The little wooden guy is pleased to make a new friend.
The nose opens with definite minerality, red fruit cooled on a bed of cold crushed rocks. The fruit smells are light, cranberry and strawberry, the flowers and tobacco. It is a little closed immediately after opening.
"Oh my that's interesting!" That was my immediate thought when I tasted this wine. First, it was absolutely nothing like the nose. Strawberries and cola, licorice and tobacco, all meet on the attack. Mid-palate is dark cherries, pastry and vanilla, then it ends with sea salt and olives. This is really interesting. Tannins are clearly present but not drying, and fine. Finish is very long, and the after-taste continues to evolve just like the wine in your mouth.
Two hours later- The nose is still fairly closed, giving up mostly strawberry and mineral. If I smelled it blind I would guess pinot noir. Tannins are far more dominant now. Strawberries and cola are there, but more concentrated, darker, and black pepper has joined the band. Tobacco is more dominant on the midpalate and the licorice has entirely disappeared, with black pepper flowing throughout the wine's narrative. The end, also, is more tannic, a taste of strong black tea washing over the olives. I was wondering after the first try whether this would be too flabby, lacking in tannins, to last for any length of time. Now, though, a tannic backbone is not just making an appearance, but dominating. It should really be interesting to see what it does on night two.
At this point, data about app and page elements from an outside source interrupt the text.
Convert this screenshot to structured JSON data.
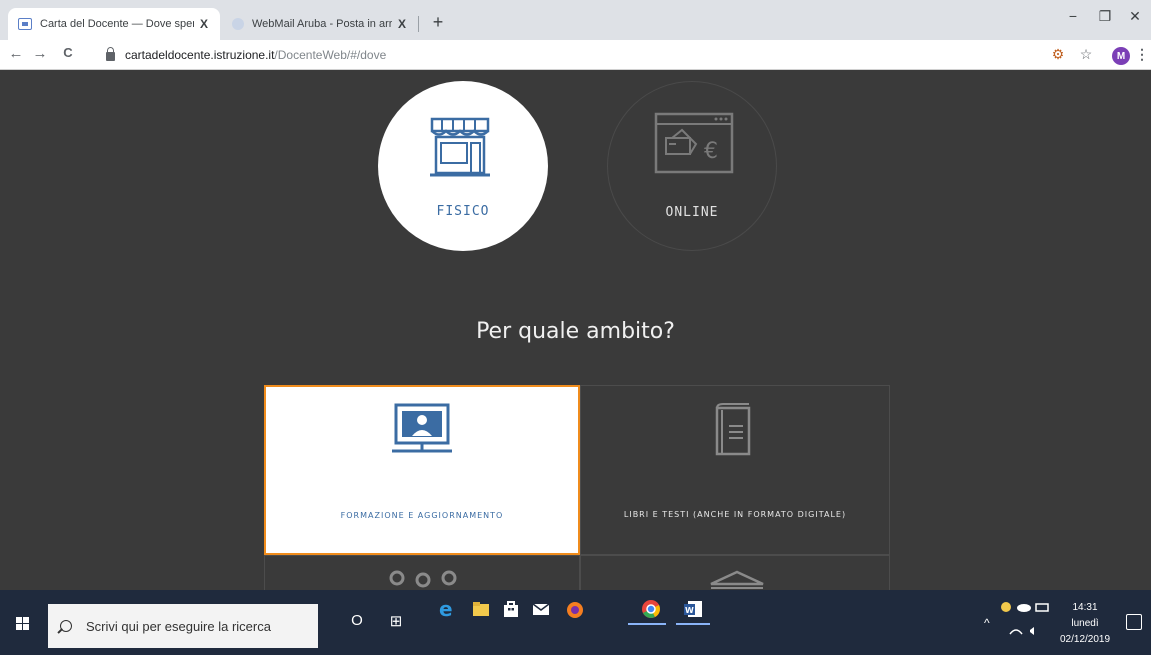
{
  "browser": {
    "tabs": [
      {
        "title": "Carta del Docente — Dove spend",
        "close": "X"
      },
      {
        "title": "WebMail Aruba - Posta in arrivo",
        "close": "X"
      }
    ],
    "new_tab": "+",
    "window_controls": {
      "minimize": "−",
      "restore": "❐",
      "close": "✕"
    },
    "nav": {
      "back": "←",
      "forward": "→",
      "reload": "C"
    },
    "url_host": "cartadeldocente.istruzione.it",
    "url_path": "/DocenteWeb/#/dove",
    "toolbar_icons": {
      "extension": "⚙",
      "bookmark": "☆",
      "menu": "⋮"
    },
    "profile_initial": "M"
  },
  "page": {
    "choices": [
      {
        "label": "FISICO",
        "selected": true
      },
      {
        "label": "ONLINE",
        "selected": false
      }
    ],
    "question": "Per quale ambito?",
    "categories": [
      {
        "label": "FORMAZIONE E AGGIORNAMENTO",
        "selected": true
      },
      {
        "label": "LIBRI E TESTI (ANCHE IN FORMATO DIGITALE)",
        "selected": false
      }
    ],
    "colors": {
      "accent": "#3b6ca3",
      "selection_border": "#f08c1c",
      "background": "#3a3a3a"
    }
  },
  "taskbar": {
    "search_placeholder": "Scrivi qui per eseguire la ricerca",
    "cortana": "O",
    "task_view": "⊞",
    "clock": {
      "time": "14:31",
      "day": "lunedì",
      "date": "02/12/2019"
    },
    "tray_chevron": "^"
  }
}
Two more hours later- Now, for the first time, this smells like a southern Rhone wine. It has that barnyard bouquet I have come to expect, along with smoked meat, pepper and dark fruits. Dark fruit, pepper, orange peel, and meat make a mouth-filling palate. The tannins are smoother, silkier, but still firmly making themselves known, providing a strong foundation. Tobacco shows up on the midpalate, and the finish is still long.
Barnyard, licorice, and meat open the nose, but it quickly settles down into sweet caramel, vanilla and flowers. The nose is entirely different than NIGHT ONE. Blackberries and blackcurrants, then smoked meat and tobacco, finishing with firm tannins and unsweetened cranberries. The finish lingers, with a memory of cranberry and tobacco.
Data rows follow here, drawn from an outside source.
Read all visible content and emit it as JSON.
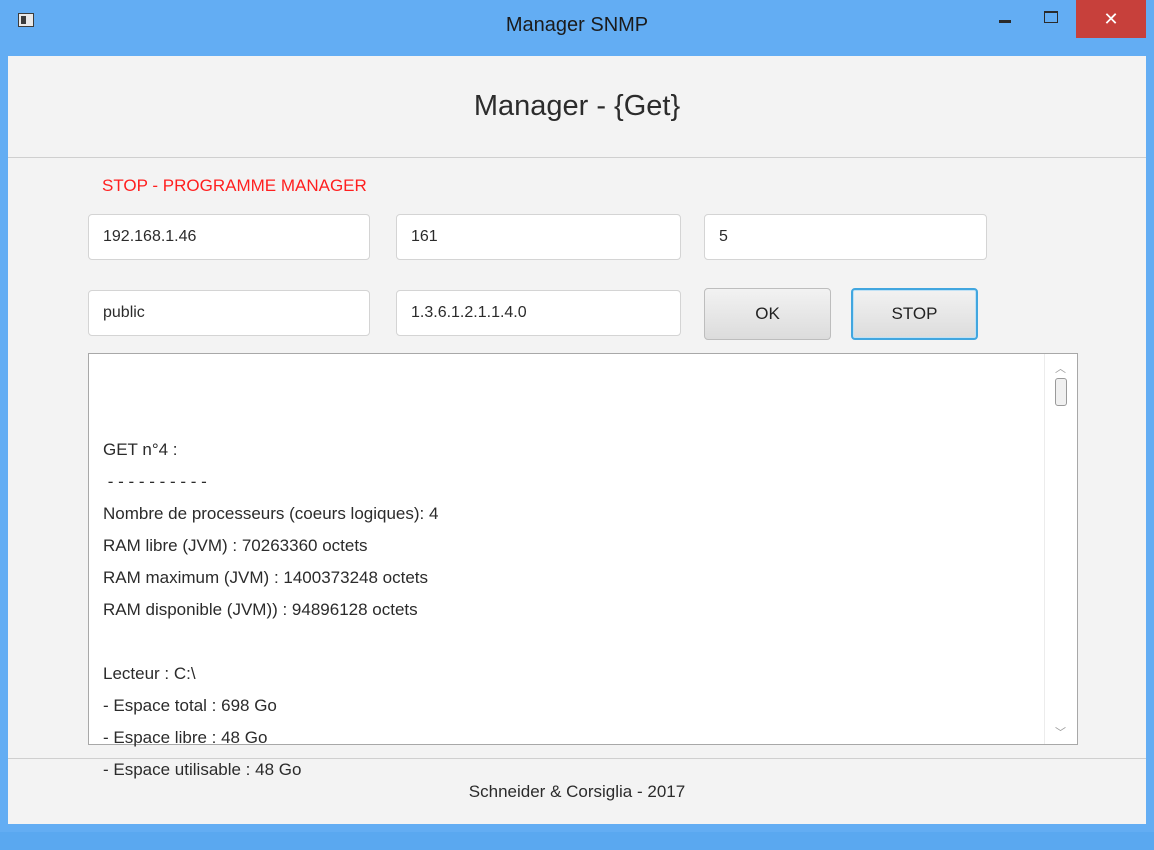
{
  "window": {
    "title": "Manager SNMP",
    "close_glyph": "✕"
  },
  "header": {
    "title": "Manager - {Get}"
  },
  "status": {
    "text": "STOP - PROGRAMME MANAGER",
    "color": "#ff1f1f"
  },
  "form": {
    "ip_value": "192.168.1.46",
    "port_value": "161",
    "count_value": "5",
    "community_value": "public",
    "oid_value": "1.3.6.1.2.1.1.4.0",
    "ok_label": "OK",
    "stop_label": "STOP"
  },
  "output": {
    "lines": [
      "GET n°4 :",
      " - - - - - - - - - -",
      "Nombre de processeurs (coeurs logiques): 4",
      "RAM libre (JVM) : 70263360 octets",
      "RAM maximum (JVM) : 1400373248 octets",
      "RAM disponible (JVM)) : 94896128 octets",
      "",
      "Lecteur : C:\\",
      "- Espace total : 698 Go",
      "- Espace libre : 48 Go",
      "- Espace utilisable : 48 Go"
    ]
  },
  "footer": {
    "text": "Schneider & Corsiglia - 2017"
  },
  "colors": {
    "titlebar": "#63adf3",
    "close_button": "#c7403b",
    "focus_ring": "#41a6df"
  },
  "icons": {
    "app": "app-window-icon",
    "minimize": "minimize-icon",
    "maximize": "maximize-icon",
    "close": "close-icon",
    "scroll_up": "chevron-up-icon",
    "scroll_down": "chevron-down-icon"
  }
}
This is a very interesting wine, rapidly evolving and showing terrific complexity and depth, particularly for the price point, $27.
Have you ever noticed how a really mediocre bottle can be much better the second night? Sometimes a wine that is "closed" opens up from exposure to air. This is a great hint that the wine is really not as bad as you thought. It just needs more time in the cellar. Alternatively, something great falls completely flat in just a day - drink all you've got, because there's not much time left. Wine starts changing rapidly the moment you open it. So here, at "Two Days per Bottle Wine Tasting," I am going to follow wine from the moment I open it through a second night. Call it an experiment. Join me to see if it really tells us anything useful at all.
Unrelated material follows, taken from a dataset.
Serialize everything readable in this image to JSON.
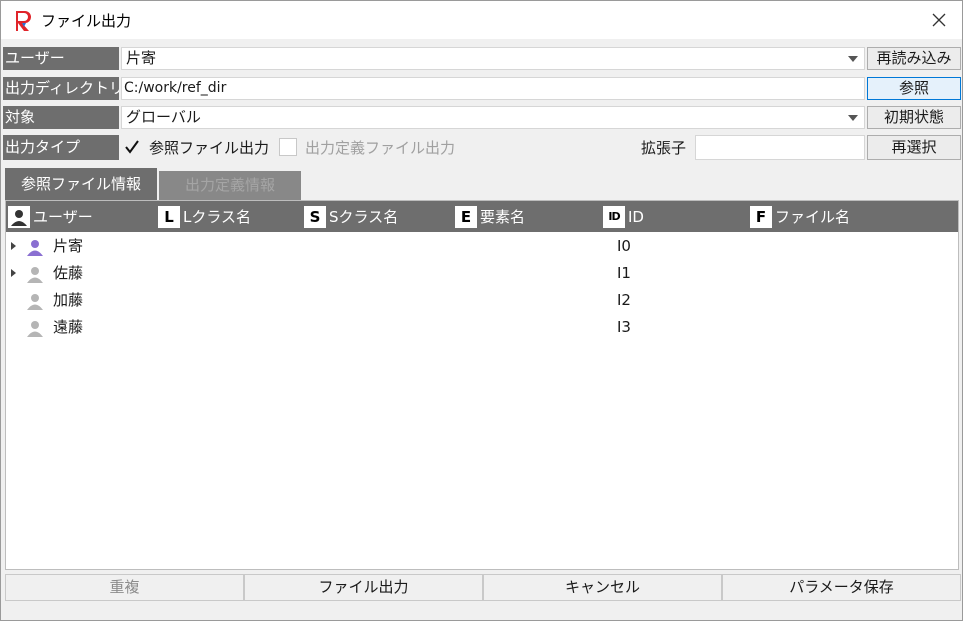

My wine review policy
There has been much ado in the blogosphere lately about "the ethics of wine blogging," particularly in the area of wine reviews. Should bloggers review every wine they are sent? Should they do so under a time limit? Some suggest we hew perfectly to the code of journalistic ethics, which forbid both promises. In my personal opinion, that is putting form before substance. Putting the form of the rule- don't promise reviews, ahead of the substance- do what is ethically best, creates a real perversion of the problem. First, and I am being completely honest here, I get a little thrill whenever somebody sends me wine. Why not? Heck, I love the stuff. So what if I (a) like getting free wine, and (b) don't promise reviews. That is easy. I only review the ones I like, out of fear of scaring people off. "Hey," I might say, "this sucks, but if I write that, nobody will send me wine any more." In other words, sticking to the journalists' "code of ethics" actually creates a LARGER ethical dilemma than reviewing everything. On the other hand, promising to review at a time certain takes editorial content away, so that is a promise I refuse to make.
Do you want me to review your wine? I would love to do so. But first, know what you are asking. Take a trip around the blog. See what The Little Wooden Guy, The Big Wooden Guy, and I have to say. We are not always generous or kind. And we WILL review your wine. Honestly. Every time.
If you are still interested, send it here:
David Honig 1 American Square, Suite 2000 Indianapolis, IN 46282